There are three types of U.S. patents: Utility, Design, and Plant. Utility Patents cover new and useful processes, machines, articles of manufacture, composition of matter, or any new and useful improvement to any of the above. Design patents cover new, original, and ornamental design for an article of manufacture, and finally Plant Patents cover distinct and new varieties of a plant. In the United States patents are granted by the federal government and governed by federal law. Since 1985, Utility and Plant Patents are granted for a term which begins with the date of the grant and usually ends 20 years from the date of application subject to the payment of appropriate maintenance fees, while Design Patents last 14 years from the date granted.
Since June 8, 1995 inventors have had the option of filing a "provisional application for a patent". Because it is not examined, etc. like a traditional (nonprovisional) patent application, an earlier filing date can be established. A provisional application is only good for 12 months, cannot be renewed, and a traditional application should be filed within 12 months to lock in the early filing date. This low cost first filing method allows the term "Patent Pending" to be applied in connection to a description of the invention.
Besides the United States, other nations also grant patents, and while the types are similar, there are some very marked differences in the protection granted, the processes, etc. One of the most notable is in what constitutes "new".
US Patents Searching. (U.S. Patent and Trademark Office)
Espacenet Patent Search. (European Patent Office) International Patent Searching. Video tutorial available explaining how to conduct a search in Espacenet.
Google Patents. (Google) Search and read full text of patents from around the world. Coverage varies from country to country. Translations provided when necessary.
Patent Lens. (Cambia) Patents from all developed countries and many developing countries. Includes PDFs of most patents.
Patent Searching. (irossco.com) Links to free databases for patent searching. Be careful using any the databases listed since some of the listings allow “free searching” for a limited amount of time, than become subscription based, but still a very useful list.
US Patent Application
EFS - Web. (United States Patent and Trademark Office) US Patent Application Web site
Design Patent Application Guide. (United States Patent and Trademark Office)
General Information About 35 U.S.C. 161 Plant Patent. (United States Patent and Trademark Office)
Nonprovisional (Utility) Patent Appication Filing Guide. (United States Patent and Trademark Office)
Patents Forms. (United States Patent and Trademark Office)
Provisional Application for Patent. (United States Patent and Trademark Office)
International Patent Application
PCT (Patent Cooperation Treaty) Application (concurrent application in more than 150 countries)
How to Make Patent Drawings: A Patent It Yourself Companion. Jack Lo and David Pressmen. Berkeley, California: Nolo, 2015. Explains how to make patent drawings required for an application. Also check public libraries in your area for this title.
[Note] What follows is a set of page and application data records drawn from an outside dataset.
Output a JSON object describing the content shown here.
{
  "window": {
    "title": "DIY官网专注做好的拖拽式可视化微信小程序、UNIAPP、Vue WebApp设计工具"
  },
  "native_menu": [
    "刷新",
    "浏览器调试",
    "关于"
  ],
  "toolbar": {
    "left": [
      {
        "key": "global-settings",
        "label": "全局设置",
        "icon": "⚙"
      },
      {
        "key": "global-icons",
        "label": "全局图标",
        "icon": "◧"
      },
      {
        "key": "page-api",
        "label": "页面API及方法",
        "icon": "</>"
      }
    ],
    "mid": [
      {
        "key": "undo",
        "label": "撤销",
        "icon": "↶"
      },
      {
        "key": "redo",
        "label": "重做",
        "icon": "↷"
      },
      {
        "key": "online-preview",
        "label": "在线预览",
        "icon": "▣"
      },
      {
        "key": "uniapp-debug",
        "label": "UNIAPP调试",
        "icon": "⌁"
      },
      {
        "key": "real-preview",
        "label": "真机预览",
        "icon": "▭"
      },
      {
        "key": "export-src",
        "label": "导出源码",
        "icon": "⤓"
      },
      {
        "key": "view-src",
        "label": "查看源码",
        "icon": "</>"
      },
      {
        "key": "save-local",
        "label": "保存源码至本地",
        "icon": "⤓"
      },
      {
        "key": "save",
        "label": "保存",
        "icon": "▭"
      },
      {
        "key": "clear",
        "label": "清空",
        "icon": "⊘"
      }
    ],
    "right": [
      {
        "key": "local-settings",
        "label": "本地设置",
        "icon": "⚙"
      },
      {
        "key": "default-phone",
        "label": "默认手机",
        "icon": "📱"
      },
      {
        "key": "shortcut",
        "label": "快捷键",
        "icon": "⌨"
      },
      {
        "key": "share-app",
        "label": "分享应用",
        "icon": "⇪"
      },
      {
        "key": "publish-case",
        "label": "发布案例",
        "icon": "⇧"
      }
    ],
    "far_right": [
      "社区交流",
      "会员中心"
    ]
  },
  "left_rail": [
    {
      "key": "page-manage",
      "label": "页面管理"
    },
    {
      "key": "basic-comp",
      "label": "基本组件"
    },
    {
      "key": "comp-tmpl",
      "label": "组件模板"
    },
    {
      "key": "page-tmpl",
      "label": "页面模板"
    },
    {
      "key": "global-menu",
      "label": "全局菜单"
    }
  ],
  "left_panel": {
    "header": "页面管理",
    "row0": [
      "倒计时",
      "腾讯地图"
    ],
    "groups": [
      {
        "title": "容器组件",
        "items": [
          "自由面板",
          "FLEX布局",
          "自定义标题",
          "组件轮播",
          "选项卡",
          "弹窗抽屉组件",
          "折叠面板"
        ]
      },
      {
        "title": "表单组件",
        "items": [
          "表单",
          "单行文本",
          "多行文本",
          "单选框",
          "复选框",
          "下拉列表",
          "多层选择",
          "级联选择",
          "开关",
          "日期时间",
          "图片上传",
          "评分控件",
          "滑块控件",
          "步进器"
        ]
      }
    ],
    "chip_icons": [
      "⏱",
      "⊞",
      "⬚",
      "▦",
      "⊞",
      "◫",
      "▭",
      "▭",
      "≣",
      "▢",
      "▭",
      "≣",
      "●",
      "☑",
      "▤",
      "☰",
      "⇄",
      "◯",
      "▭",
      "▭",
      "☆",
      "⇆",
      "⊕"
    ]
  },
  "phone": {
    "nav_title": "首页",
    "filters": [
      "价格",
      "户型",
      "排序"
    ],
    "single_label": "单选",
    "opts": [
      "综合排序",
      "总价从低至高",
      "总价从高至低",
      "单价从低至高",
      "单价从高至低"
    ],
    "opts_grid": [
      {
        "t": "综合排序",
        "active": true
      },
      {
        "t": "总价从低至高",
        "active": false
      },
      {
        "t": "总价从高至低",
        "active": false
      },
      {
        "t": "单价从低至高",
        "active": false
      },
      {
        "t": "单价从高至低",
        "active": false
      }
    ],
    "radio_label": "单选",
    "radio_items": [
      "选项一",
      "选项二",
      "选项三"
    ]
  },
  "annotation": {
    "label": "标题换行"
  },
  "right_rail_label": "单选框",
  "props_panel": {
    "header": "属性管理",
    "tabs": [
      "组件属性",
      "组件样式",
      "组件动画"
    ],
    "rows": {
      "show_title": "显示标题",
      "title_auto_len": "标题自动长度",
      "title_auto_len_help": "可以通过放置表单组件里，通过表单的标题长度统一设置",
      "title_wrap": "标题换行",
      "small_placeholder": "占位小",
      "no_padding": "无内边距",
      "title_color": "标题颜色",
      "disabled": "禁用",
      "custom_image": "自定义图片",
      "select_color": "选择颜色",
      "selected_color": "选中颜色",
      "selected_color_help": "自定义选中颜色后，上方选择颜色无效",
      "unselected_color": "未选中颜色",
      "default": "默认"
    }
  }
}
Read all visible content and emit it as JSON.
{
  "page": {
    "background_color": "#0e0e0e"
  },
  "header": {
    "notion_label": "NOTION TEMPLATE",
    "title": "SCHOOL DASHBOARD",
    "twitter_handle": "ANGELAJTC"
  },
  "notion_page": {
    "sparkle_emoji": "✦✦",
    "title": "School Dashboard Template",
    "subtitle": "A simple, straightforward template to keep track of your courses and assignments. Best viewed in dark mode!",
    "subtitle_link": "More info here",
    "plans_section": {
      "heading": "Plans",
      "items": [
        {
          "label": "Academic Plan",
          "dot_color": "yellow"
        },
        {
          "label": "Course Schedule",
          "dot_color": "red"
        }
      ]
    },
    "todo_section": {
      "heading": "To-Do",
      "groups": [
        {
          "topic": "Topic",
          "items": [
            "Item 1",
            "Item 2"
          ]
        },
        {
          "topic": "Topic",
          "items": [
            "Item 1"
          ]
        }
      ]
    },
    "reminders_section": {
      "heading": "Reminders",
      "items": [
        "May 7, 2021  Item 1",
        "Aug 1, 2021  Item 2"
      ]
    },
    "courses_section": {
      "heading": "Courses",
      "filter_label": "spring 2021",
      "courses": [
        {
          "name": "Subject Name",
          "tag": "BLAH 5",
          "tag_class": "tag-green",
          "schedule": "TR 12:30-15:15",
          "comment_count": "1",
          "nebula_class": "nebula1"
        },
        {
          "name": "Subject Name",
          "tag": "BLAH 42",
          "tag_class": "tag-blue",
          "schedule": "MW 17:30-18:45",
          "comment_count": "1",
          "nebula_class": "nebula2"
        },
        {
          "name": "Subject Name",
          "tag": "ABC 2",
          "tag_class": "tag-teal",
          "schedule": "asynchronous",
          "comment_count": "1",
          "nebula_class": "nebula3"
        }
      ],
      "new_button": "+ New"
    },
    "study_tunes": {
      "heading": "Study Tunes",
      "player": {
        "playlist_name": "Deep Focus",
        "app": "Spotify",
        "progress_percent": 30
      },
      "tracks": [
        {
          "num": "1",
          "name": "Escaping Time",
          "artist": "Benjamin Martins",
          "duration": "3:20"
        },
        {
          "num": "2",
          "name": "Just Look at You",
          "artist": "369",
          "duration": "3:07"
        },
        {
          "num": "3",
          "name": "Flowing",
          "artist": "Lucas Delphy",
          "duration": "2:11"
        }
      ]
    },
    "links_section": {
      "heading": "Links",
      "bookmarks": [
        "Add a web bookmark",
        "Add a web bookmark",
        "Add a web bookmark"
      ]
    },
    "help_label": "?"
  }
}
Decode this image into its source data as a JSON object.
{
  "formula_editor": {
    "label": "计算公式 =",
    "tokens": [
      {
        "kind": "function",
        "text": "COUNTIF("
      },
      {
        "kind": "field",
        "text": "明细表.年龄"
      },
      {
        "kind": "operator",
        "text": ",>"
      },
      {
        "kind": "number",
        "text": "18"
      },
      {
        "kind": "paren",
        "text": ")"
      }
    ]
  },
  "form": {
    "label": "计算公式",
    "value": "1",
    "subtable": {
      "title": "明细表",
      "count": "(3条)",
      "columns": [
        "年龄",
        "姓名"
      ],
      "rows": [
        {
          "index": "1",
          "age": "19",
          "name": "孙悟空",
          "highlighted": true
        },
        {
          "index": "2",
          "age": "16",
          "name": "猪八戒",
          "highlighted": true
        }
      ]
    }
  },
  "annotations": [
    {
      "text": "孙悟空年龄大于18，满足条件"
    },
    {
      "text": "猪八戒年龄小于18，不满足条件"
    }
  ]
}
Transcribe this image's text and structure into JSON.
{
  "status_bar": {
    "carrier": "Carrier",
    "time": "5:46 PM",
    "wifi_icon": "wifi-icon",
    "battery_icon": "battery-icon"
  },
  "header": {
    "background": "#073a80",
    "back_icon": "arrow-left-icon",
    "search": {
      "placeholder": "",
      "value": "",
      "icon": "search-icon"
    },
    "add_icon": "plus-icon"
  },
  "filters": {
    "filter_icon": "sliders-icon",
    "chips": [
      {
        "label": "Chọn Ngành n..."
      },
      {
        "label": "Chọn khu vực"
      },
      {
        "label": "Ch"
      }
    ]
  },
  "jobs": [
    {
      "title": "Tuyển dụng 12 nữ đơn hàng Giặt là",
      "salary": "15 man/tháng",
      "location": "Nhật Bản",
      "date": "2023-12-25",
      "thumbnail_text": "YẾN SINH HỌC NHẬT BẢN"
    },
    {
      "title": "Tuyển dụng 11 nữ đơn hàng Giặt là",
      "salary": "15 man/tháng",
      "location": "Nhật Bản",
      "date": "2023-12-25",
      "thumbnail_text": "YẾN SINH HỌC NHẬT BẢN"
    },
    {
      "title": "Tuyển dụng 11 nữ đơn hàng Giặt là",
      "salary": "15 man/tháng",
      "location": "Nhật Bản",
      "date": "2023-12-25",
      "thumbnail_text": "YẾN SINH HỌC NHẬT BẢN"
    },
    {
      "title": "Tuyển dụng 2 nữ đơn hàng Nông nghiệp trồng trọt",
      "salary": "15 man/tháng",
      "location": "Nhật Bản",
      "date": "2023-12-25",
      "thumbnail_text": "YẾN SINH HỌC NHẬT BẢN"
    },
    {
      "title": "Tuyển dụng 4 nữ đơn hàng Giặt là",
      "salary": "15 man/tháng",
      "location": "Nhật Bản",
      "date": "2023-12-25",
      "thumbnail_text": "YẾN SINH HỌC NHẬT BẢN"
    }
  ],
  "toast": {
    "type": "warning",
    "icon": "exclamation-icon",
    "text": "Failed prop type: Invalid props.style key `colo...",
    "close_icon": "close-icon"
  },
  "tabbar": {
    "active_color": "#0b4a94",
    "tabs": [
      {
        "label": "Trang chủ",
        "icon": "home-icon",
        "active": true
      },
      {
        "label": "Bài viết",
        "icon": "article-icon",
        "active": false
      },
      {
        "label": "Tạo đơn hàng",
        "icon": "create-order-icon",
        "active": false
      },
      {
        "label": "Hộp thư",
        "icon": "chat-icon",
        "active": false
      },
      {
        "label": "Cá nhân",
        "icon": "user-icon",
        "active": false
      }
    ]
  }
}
Nolo's Patents for Beginners. David Pressman and Richard Stim. Berkeley, California: Nolo, 2018. Provides an introduction to the patent process, etc. Also check public libraries in your area for this title.
Patent Cultures: Diversity and Harmonization in Historical Perspective. Graeme Gooday and Steven Wilf (Editors) Cambridge, England: Cambridge University Press, 2020. Explores the historical background of how various countries patent processes have evolved and why despite numerous attempts at reaching a common system these variants persist.
Patent It Yourself: Your Step-by-Step Guide to Filing at the U.S. Patent Office. David Pressman. Berkeley, California: Nolo, 2020. Step-by-Step guide to filing a patent. Also check public libraries in your area for this title.
Patent Pending in 24 Hours. Richard Stim and David Pressman. Berkeley, California: Nolo, 2019. Information on applying for a provisional patent, etc. Also check public libraries in your area for this title.
Patent Searching. (University of Minnesota. University of Minnesota Libraries) Tutorial on searching Google Patents and USPTO.
Patents. (United States Patent and Trademark Office) Information from the Patent and Trademark Office on various aspects of the patenting process.